Heavy rains which ranged from 1-4 inches fell across Texas, Oklahoma and parts of Kansas on Tuesday causing localized flooding and adding to the concern of winter wheat crop quality. This is the 5th week in a row that significant rains have fallen throughout the southern plains. More rain is expected later this week before the outlook turns drier for the first half of June.
Crop progress was released after the close of trade on Tuesday and showed that 92 percent of corn was planted as of May 24th which is ahead of the four year average of 88 percent. Soybeans are also ahead of pace with 61 percent of soybeans planted compared to the four year average of 55 percent. Spring wheat is now 96 percent planted. The USDA released their first crop condition ratings for corn in yesterday’s report which showed 74 percent of the crop was rated good to excellent just two percentage points behind the first crop conditions report of 2014 on June 1st. Winter wheat conditions throughout the U.S. were left unchanged.
Export sales were mostly in line with expectations for old crop, but new crop sales for corn and soybean were disappointing. Old crop soybean sales beat analyst expectations at 322,400 metric tons which was up sharply from last week’s sales of 98,909 metric tons. The buyers this week included China, the Netherlands, Germany, Japan and others. Soybean sales continue to show above average export demand late in the marketing year. However, this morning the Argentine soy crushers union stated that he expects a salary agreement which would end the strike that has negatively affected the local market and slowed exports form the Rosario Region.

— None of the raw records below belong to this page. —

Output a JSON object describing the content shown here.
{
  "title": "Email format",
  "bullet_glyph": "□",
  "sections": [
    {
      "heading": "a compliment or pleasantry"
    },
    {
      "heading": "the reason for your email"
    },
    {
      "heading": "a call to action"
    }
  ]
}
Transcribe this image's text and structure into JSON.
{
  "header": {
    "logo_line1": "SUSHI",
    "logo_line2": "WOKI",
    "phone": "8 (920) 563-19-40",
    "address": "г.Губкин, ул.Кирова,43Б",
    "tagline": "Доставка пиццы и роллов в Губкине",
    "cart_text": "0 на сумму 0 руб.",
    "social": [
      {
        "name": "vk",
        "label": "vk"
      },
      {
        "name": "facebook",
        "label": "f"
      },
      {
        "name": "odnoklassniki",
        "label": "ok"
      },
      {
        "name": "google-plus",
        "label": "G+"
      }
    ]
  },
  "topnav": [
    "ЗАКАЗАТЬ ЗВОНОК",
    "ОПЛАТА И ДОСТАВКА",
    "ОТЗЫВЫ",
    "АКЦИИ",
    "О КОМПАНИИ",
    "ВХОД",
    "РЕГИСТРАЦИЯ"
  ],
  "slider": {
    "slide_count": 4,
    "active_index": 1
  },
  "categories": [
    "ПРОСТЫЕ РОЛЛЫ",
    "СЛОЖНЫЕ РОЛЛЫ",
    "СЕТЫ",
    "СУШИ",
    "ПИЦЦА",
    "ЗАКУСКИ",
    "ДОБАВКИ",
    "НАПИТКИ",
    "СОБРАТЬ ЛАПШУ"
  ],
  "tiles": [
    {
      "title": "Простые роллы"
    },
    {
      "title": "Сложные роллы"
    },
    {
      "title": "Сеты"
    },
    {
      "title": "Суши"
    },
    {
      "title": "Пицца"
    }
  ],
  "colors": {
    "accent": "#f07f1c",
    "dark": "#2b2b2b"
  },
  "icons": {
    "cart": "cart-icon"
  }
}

Old crop corn and wheat sales met expectations with corn showing sales of 654,600 metric tons of old crop and wheat recording 42,500 metric tons. Sales were down 19 percent and 43 percent respectively but managed to fall within the range of expectations.
On Thursday, the weekly ethanol production numbers showed an increase in production by 11,000 barrels per day to 969,000 barrels per day. Stocks declined this week by 337,000 barrels to 20.1 million barrels. Ethanol production has picked up sharply in the late part of May which is typical going into the driving season. Ethanol production is up 4.8 percent over last year compared to the USDA’s corn used for ethanol balance sheet item which suggests only a 1.3 percent increase.